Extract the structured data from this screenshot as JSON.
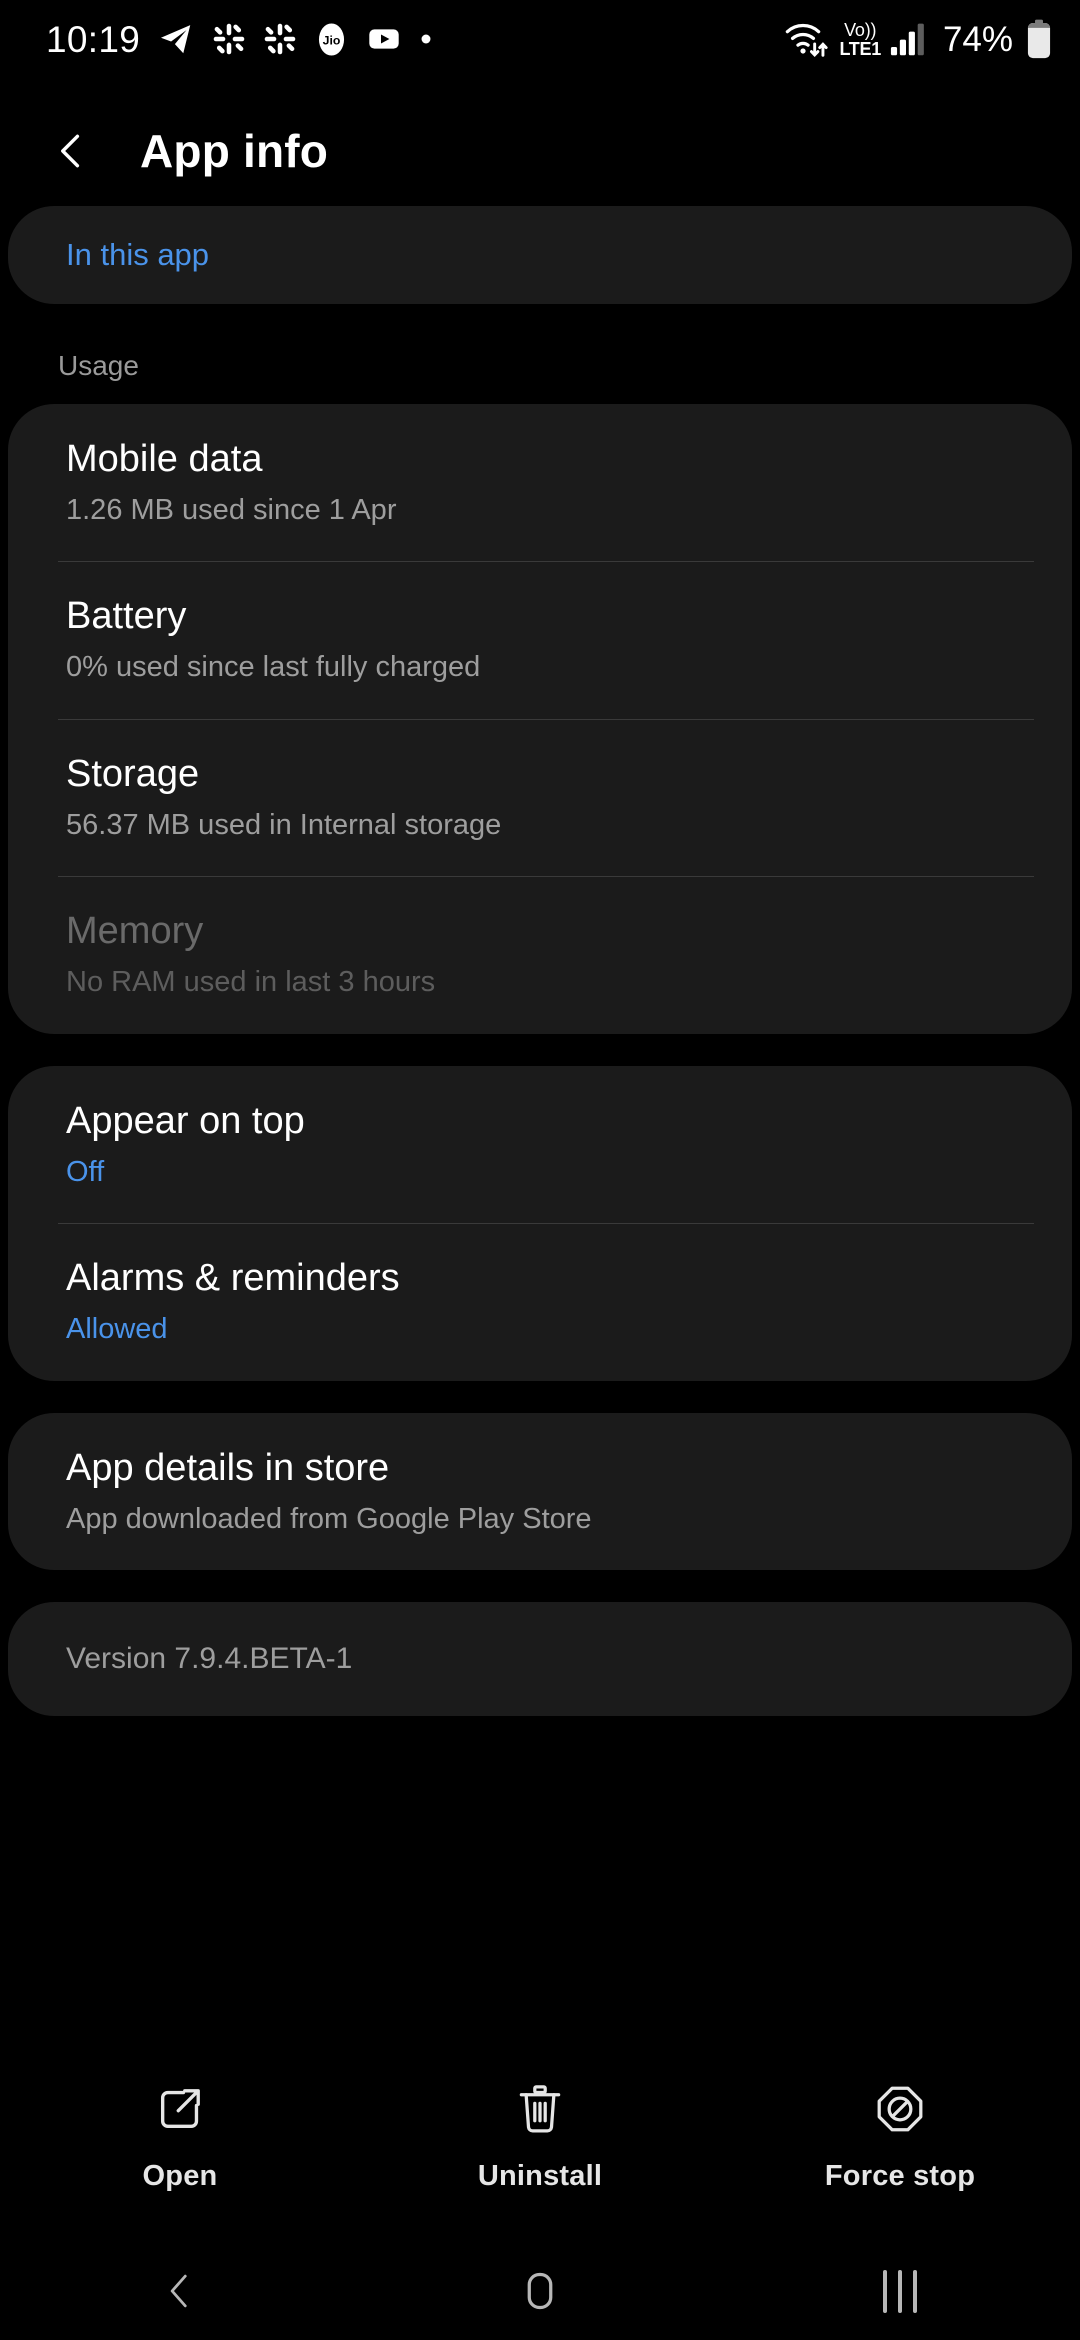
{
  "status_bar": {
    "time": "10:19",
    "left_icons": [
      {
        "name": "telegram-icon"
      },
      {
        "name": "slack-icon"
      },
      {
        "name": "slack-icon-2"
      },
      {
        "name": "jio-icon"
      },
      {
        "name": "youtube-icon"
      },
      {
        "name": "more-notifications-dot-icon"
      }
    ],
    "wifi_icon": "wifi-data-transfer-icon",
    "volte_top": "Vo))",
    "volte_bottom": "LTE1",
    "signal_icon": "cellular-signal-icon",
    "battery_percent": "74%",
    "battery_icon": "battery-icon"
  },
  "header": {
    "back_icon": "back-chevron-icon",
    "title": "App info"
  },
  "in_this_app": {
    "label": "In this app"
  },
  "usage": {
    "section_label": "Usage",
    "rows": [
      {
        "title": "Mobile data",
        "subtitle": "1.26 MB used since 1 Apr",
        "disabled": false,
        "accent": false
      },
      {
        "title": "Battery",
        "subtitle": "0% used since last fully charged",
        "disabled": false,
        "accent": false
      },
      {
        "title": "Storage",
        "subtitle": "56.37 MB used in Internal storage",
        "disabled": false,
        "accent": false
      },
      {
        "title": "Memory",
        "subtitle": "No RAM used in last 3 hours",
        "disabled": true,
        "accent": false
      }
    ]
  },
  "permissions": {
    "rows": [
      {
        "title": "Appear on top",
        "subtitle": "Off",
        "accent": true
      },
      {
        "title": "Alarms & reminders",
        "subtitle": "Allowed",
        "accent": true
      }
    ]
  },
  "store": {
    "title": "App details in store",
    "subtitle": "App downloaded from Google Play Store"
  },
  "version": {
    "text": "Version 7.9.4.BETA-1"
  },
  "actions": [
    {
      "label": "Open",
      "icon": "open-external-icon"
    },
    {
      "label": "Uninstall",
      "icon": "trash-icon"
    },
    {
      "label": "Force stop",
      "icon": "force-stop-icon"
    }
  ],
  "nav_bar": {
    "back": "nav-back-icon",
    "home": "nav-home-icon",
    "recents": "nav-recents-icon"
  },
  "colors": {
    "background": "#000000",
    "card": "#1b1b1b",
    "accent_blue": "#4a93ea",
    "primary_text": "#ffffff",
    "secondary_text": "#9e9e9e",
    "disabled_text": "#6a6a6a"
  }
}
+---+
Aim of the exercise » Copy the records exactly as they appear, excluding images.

Worked solution »
Extract the structured data from this screenshot as JSON.
{
  "status_bar": {
    "time": "10:19",
    "left_icons": [
      {
        "name": "telegram-icon"
      },
      {
        "name": "slack-icon"
      },
      {
        "name": "slack-icon-2"
      },
      {
        "name": "jio-icon"
      },
      {
        "name": "youtube-icon"
      },
      {
        "name": "more-notifications-dot-icon"
      }
    ],
    "wifi_icon": "wifi-data-transfer-icon",
    "volte_top": "Vo))",
    "volte_bottom": "LTE1",
    "signal_icon": "cellular-signal-icon",
    "battery_percent": "74%",
    "battery_icon": "battery-icon"
  },
  "header": {
    "back_icon": "back-chevron-icon",
    "title": "App info"
  },
  "in_this_app": {
    "label": "In this app"
  },
  "usage": {
    "section_label": "Usage",
    "rows": [
      {
        "title": "Mobile data",
        "subtitle": "1.26 MB used since 1 Apr",
        "disabled": false,
        "accent": false
      },
      {
        "title": "Battery",
        "subtitle": "0% used since last fully charged",
        "disabled": false,
        "accent": false
      },
      {
        "title": "Storage",
        "subtitle": "56.37 MB used in Internal storage",
        "disabled": false,
        "accent": false
      },
      {
        "title": "Memory",
        "subtitle": "No RAM used in last 3 hours",
        "disabled": true,
        "accent": false
      }
    ]
  },
  "permissions": {
    "rows": [
      {
        "title": "Appear on top",
        "subtitle": "Off",
        "accent": true
      },
      {
        "title": "Alarms & reminders",
        "subtitle": "Allowed",
        "accent": true
      }
    ]
  },
  "store": {
    "title": "App details in store",
    "subtitle": "App downloaded from Google Play Store"
  },
  "version": {
    "text": "Version 7.9.4.BETA-1"
  },
  "actions": [
    {
      "label": "Open",
      "icon": "open-external-icon"
    },
    {
      "label": "Uninstall",
      "icon": "trash-icon"
    },
    {
      "label": "Force stop",
      "icon": "force-stop-icon"
    }
  ],
  "nav_bar": {
    "back": "nav-back-icon",
    "home": "nav-home-icon",
    "recents": "nav-recents-icon"
  },
  "colors": {
    "background": "#000000",
    "card": "#1b1b1b",
    "accent_blue": "#4a93ea",
    "primary_text": "#ffffff",
    "secondary_text": "#9e9e9e",
    "disabled_text": "#6a6a6a"
  }
}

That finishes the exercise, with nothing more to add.